John Carter (2012)
John Carter was a massive risk, and it wasn’t one that paid off. Critics panned it for not being original and the characters being dull. The film didn’t even catch audiences when the trailer was released. That’s when Disney knew something was up. They started a huge marketing campaign, but John Carter was a flop.
It cost a shocking $306 million to make but only brought in $284 million. While not many movies on this list cost people their jobs, this is one did. Rich Ross was the one that approved the film for production, and after its massive failure, he was forced to resign from his role as head of Walt Disney Studios.
The Black Cauldron (1985)

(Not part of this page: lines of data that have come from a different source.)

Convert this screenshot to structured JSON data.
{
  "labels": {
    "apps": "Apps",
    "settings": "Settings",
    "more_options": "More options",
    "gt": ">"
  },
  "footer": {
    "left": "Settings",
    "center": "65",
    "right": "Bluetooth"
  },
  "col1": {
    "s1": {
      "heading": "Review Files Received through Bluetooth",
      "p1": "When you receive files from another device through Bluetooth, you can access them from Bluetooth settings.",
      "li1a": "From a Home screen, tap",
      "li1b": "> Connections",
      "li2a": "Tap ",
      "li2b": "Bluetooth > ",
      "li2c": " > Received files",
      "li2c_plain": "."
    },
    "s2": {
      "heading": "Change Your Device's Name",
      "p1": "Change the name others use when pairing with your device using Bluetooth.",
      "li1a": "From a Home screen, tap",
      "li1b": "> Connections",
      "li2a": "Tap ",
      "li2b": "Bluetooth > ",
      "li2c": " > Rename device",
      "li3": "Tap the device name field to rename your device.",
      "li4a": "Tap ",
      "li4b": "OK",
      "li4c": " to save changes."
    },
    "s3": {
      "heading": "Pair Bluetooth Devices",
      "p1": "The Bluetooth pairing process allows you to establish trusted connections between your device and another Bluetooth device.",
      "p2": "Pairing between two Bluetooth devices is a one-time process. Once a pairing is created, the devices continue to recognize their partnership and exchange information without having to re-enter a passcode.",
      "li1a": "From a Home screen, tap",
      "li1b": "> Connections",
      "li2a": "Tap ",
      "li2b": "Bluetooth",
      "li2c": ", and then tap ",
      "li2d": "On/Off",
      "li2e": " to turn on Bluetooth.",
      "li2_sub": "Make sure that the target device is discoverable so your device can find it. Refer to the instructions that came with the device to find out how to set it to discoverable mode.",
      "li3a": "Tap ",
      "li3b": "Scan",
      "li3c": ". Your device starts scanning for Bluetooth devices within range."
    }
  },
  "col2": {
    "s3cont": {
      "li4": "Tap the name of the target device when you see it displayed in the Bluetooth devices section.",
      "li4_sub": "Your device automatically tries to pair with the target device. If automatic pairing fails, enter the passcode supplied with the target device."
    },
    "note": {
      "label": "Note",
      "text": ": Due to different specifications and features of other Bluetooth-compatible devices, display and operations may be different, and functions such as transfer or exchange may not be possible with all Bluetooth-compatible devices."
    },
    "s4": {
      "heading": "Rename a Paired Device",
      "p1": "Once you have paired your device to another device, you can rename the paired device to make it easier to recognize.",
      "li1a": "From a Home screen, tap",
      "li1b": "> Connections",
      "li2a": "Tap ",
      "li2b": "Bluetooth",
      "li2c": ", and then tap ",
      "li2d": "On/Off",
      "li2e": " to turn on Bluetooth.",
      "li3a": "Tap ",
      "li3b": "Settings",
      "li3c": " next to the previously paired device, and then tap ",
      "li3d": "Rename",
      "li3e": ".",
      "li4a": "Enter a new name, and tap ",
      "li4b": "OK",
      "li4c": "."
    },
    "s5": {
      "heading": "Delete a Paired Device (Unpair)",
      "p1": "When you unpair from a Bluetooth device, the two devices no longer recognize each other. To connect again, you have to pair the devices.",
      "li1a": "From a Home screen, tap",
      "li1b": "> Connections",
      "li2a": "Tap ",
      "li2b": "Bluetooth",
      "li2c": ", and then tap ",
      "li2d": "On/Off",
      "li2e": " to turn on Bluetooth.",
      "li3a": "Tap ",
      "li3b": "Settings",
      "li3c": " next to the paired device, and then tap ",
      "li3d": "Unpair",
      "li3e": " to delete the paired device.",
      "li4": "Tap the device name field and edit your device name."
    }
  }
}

This film has a huge cult following today but in ’85? It was a flop. The Black Cauldron was the new film to take the title of “most expensive to make” thanks to a price tag of $44 million! Disney had high hopes until the box office numbers started rolling in. It made $21 million…worldwide. Definitely not a win.
The film came out the same year as The Care Bears Movie, which actually outperformed this (now) Disney classic. It was so bad, that it’s said The Black Cauldron almost killed Disney. That’s a pretty infamous reputation. It took over five years to produce, but it was all worth it in the end because we love it today.
The Alamo (2004)
Remember the Alamo…but not the movie. The movie was utterly terrible. We’re not going to touch on its historical accuracy of it. Today, it sits at a 29% Rotten Tomatoes score, which is pretty low for a Disney movie. Critics and audiences panned it for being “too conventional and un-involving to be memorable.”
After the opening weekend, it was a massive flop and was overshadowed by The Passion of the Christ. The film had a budget of $107 million, but the box office barely reached a quarter of that. It earned $25.8 million, making it one of Disney’s biggest flops in cinema history. Hopefully, they learned from this one.
Mars Needs Moms (2011)
Did you forget about this one? Disney probably hasn’t. They probably have it on their walls as what not to do. As soon as audiences got images of this movie, they knew that something was off. The animation style brought that Uncanny Valley feeling that runs a shiver down your spine.
Maybe it wouldn’t have been so bad if they used the classic style, but here we are. The film cost a massive $150 million budget and it returned $39 million. It was so awful that it caused Disney to ultimately shut down one of the production companies that helped make it, ImageMovers Digital.